The Dos and Don’ts of Thanksgiving: An Article for Family Members
The holidays, especially Thanksgiving, can be a stressful time for both clients and family members. Clients in eating disorder treatment often worry about what foods will be served for the Thanksgiving meal, potential comments made by family members, holiday-sized portions of food, following their meal plans, and avoiding behaviors. Their loved ones may also have concerns about feeling like they have to walk on eggshells around the client for fear of saying the “wrong” thing. This can make for a tense environment during a time reserved for appreciating family and being together. Therefore, with help from the clients in our day treatment program, we have compiled a list of dos and don’ts on what to say (and what not to say) to loved ones in eating disorder treatment during the holidays.
Please note that these suggestions are not based on research, but rather the experience of our clients. These suggestions may not be appropriate for everyone and every family.
Don’t comment on how your loved one looks. Avoid comments such as “you look good”, “you look healthy”, and “you look like you’ve gained/lost weight”. While you may be trying to compliment your family member on all of their hard work in treatment, these comments may be interpreted as “you look fat”, regardless of the intent behind them. It may be best to avoid appearance-oriented conversations altogether.
Don’t comment on your loved one’s portion sizes at the table. The client most likely has a meal plan or is on a family-based treatment plan and will base their meals off of those guidelines. Drawing attention to portion sizes may result in increased discomfort and anxiety around food choices, and may encourage eating disorder urges and thoughts.
Don’t discuss your own anxiety about what you’re eating. Making comments about the calories/fat in food, talking about post-Thanksgiving diets, or making plans to exercise the next day can encourage eating disorder thoughts and worries for the client. It also sends a message that being full-on Thanksgiving is not normalized or acceptable.
Do enjoy the food and model healthy eating behaviors. This means not fasting prior to or after the meal and including a variety of foods in your Thanksgiving meal.
Do tell your loved ones how happy you are to see them and, at some point if it feels appropriate, remind them how much you care about them. Eating disorders are isolating illnesses and family support is often appreciated.
Don’t watch your loved one eat. This may make them feel self-conscious, alienated, and singled out.
Do plan activities to enjoy with your family. Distractions for the client will be important, both before and after the meal. (Suggestions include board games, football games, movies, conversation, outings…).

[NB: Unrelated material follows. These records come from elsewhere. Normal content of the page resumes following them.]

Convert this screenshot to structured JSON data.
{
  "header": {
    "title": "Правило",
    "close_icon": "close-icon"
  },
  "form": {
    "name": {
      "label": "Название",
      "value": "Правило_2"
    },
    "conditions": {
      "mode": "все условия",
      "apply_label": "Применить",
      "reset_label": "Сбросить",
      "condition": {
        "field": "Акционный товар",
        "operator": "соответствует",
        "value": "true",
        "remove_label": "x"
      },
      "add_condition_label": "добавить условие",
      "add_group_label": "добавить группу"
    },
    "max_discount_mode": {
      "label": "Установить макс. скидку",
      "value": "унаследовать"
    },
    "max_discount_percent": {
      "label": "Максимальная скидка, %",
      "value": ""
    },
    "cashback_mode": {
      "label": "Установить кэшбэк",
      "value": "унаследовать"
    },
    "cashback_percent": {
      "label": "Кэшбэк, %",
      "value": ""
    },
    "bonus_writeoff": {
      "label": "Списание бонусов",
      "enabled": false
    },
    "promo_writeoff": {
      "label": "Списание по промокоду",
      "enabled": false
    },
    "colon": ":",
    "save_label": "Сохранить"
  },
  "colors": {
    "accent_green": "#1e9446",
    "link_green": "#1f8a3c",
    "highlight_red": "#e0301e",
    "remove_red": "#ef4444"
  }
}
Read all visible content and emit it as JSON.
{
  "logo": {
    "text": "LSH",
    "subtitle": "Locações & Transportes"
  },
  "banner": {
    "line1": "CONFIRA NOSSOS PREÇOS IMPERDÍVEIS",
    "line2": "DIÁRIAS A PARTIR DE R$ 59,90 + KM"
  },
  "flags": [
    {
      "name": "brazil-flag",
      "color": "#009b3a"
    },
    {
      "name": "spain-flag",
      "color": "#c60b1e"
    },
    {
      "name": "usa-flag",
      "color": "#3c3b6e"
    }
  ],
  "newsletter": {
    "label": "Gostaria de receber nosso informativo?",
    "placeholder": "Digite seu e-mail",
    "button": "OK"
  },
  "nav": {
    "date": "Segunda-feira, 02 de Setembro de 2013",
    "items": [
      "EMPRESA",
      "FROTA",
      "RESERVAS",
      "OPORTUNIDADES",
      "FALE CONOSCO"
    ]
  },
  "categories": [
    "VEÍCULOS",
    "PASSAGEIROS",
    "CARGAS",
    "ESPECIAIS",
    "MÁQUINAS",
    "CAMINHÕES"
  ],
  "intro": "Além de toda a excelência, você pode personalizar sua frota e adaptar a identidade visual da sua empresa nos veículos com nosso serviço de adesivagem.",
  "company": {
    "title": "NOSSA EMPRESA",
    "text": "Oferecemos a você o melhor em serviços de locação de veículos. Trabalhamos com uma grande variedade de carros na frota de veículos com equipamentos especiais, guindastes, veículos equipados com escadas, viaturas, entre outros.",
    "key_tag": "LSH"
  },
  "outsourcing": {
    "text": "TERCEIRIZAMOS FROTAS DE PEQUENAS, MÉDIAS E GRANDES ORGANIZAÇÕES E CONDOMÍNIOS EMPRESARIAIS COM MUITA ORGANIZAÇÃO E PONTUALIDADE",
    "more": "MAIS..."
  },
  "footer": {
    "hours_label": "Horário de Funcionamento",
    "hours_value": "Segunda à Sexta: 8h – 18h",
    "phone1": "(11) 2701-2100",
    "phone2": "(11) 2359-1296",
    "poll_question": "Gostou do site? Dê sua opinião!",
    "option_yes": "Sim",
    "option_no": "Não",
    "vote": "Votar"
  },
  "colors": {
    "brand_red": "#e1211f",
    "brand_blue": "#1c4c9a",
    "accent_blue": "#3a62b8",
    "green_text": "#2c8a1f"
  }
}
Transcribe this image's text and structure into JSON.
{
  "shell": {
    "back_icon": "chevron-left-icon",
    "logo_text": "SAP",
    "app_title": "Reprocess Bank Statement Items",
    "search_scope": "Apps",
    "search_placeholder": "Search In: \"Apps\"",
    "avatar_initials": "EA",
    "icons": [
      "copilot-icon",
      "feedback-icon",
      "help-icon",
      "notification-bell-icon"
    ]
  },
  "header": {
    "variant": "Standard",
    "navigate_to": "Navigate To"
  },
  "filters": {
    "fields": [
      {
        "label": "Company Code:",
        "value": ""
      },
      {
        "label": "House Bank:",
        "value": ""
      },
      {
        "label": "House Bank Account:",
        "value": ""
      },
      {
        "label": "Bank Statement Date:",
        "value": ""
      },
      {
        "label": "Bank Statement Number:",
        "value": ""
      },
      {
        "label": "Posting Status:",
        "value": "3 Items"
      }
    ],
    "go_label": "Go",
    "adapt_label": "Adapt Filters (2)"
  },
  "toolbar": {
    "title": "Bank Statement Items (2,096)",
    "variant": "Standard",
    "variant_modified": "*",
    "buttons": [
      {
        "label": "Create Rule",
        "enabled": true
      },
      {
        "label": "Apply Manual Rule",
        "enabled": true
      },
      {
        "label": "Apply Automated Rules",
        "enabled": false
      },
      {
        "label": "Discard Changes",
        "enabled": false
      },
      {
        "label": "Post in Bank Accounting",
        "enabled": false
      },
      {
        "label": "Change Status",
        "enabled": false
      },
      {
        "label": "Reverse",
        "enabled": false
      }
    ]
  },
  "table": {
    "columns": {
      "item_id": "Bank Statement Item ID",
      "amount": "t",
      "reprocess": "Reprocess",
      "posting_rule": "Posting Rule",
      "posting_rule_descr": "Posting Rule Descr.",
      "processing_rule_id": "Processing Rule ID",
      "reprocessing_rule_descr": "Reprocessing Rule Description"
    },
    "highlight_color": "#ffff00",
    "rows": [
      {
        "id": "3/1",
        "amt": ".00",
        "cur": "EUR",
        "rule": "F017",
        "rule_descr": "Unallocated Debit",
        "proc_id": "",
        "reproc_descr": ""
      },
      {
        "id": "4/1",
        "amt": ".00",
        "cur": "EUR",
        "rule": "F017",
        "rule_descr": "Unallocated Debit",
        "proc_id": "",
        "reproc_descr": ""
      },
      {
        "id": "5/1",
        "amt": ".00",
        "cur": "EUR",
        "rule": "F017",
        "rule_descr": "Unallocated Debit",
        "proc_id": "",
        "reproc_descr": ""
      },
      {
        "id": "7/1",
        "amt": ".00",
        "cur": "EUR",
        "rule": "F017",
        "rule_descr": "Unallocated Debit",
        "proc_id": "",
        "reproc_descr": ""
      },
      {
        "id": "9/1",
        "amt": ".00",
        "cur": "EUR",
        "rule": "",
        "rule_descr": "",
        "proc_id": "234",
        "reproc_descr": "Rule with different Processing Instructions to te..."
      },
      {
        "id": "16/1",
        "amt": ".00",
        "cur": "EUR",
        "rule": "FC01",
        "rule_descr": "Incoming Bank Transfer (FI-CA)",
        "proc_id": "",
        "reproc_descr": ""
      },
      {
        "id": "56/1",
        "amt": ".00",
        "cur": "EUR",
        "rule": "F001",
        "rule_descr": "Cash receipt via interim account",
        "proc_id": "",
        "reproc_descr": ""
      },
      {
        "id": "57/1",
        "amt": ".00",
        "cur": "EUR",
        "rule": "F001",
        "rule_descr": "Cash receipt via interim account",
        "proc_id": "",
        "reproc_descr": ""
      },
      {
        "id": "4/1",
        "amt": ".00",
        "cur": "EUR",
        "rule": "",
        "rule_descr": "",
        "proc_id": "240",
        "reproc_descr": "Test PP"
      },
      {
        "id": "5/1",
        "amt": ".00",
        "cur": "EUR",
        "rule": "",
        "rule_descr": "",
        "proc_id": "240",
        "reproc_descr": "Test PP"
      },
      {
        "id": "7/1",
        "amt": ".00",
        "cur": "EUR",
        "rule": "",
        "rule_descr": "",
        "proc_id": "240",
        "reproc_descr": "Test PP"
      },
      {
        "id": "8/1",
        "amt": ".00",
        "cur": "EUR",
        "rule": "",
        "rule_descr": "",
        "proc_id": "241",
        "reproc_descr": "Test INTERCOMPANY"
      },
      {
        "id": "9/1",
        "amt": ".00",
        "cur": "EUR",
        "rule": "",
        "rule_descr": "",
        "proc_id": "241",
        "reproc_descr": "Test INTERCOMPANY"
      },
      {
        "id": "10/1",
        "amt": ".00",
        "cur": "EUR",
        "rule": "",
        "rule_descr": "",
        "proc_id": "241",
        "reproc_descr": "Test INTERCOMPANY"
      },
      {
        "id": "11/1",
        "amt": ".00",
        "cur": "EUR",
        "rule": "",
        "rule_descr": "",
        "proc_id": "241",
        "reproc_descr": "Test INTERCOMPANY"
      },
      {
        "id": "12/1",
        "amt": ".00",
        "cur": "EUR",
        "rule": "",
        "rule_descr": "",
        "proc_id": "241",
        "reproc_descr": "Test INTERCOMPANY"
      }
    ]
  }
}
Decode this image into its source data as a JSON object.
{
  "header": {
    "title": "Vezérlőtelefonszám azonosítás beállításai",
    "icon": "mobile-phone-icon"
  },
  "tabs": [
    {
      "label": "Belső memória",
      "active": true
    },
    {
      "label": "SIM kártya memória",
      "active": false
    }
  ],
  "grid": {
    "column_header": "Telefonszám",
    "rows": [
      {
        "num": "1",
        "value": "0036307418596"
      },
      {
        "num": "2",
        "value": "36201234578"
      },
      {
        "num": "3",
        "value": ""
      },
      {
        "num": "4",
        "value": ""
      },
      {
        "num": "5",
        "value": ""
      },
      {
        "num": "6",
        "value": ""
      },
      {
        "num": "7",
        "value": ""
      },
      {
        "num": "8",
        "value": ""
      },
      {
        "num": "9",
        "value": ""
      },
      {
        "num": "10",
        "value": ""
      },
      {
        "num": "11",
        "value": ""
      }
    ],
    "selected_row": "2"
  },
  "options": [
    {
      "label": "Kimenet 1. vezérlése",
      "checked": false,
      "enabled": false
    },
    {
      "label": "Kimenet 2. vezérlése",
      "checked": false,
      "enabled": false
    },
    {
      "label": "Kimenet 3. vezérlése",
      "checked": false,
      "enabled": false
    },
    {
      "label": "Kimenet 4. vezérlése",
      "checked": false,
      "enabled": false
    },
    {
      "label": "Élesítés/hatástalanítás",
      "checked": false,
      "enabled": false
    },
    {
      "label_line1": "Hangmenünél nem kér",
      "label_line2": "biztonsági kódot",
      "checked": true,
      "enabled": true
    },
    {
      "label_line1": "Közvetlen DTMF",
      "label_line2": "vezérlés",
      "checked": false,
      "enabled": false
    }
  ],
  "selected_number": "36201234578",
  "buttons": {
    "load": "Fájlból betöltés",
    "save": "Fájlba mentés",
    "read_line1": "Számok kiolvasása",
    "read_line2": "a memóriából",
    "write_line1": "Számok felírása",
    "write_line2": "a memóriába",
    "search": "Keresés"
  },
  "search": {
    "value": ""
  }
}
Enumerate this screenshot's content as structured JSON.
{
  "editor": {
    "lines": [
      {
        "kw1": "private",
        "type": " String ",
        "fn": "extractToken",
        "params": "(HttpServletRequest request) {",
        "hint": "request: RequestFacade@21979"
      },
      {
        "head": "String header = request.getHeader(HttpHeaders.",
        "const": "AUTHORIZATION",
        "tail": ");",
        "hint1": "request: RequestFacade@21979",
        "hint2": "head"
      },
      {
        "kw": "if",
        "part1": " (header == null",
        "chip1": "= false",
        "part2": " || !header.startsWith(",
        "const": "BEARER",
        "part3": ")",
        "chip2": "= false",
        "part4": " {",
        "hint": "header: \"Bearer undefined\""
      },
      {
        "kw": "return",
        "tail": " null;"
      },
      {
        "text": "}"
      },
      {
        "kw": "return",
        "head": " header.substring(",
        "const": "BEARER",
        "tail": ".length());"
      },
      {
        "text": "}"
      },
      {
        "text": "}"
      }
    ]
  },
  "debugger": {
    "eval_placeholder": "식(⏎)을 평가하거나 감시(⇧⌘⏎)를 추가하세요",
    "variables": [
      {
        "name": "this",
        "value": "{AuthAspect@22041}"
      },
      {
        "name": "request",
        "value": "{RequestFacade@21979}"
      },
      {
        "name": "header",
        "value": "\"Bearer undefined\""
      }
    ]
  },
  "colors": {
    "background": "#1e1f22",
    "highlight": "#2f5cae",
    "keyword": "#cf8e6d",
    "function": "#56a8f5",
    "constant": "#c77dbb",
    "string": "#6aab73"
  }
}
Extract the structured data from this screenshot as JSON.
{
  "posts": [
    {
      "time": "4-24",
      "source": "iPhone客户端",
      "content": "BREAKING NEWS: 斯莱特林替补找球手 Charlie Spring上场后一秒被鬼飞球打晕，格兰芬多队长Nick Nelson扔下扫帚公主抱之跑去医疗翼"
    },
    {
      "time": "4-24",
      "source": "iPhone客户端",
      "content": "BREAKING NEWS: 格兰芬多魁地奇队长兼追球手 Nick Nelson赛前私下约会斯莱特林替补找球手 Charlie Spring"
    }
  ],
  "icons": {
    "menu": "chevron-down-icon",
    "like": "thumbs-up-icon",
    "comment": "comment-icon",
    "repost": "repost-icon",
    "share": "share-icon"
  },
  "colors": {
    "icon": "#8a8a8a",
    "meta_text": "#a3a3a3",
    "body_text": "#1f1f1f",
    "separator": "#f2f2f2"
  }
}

Do ask your loved one if they’re comfortable helping prepare and clean up the meal. Individuals with eating disorders think about food and eating constantly and a mental break can help ease discomfort. Instead of helping with cooking, ask your loved one to help set the table, decorate, and tidy up.
Do have normal conversations with your loved one that doesn’t include talking about therapy and treatment. If they are in treatment, they are most likely sick of talking about their eating disorder. Allow them to direct the conversation to treatment if they wish.
Do remember the spirit of Thanksgiving and honor the traditions of spending time with family, togetherness, and enjoying each other’s company.
This list is published with the permission of our clients.
This post originated in November 2011 and was written by staff at Cleveland Center for Eating Disorders/The Emily Program-Cleveland.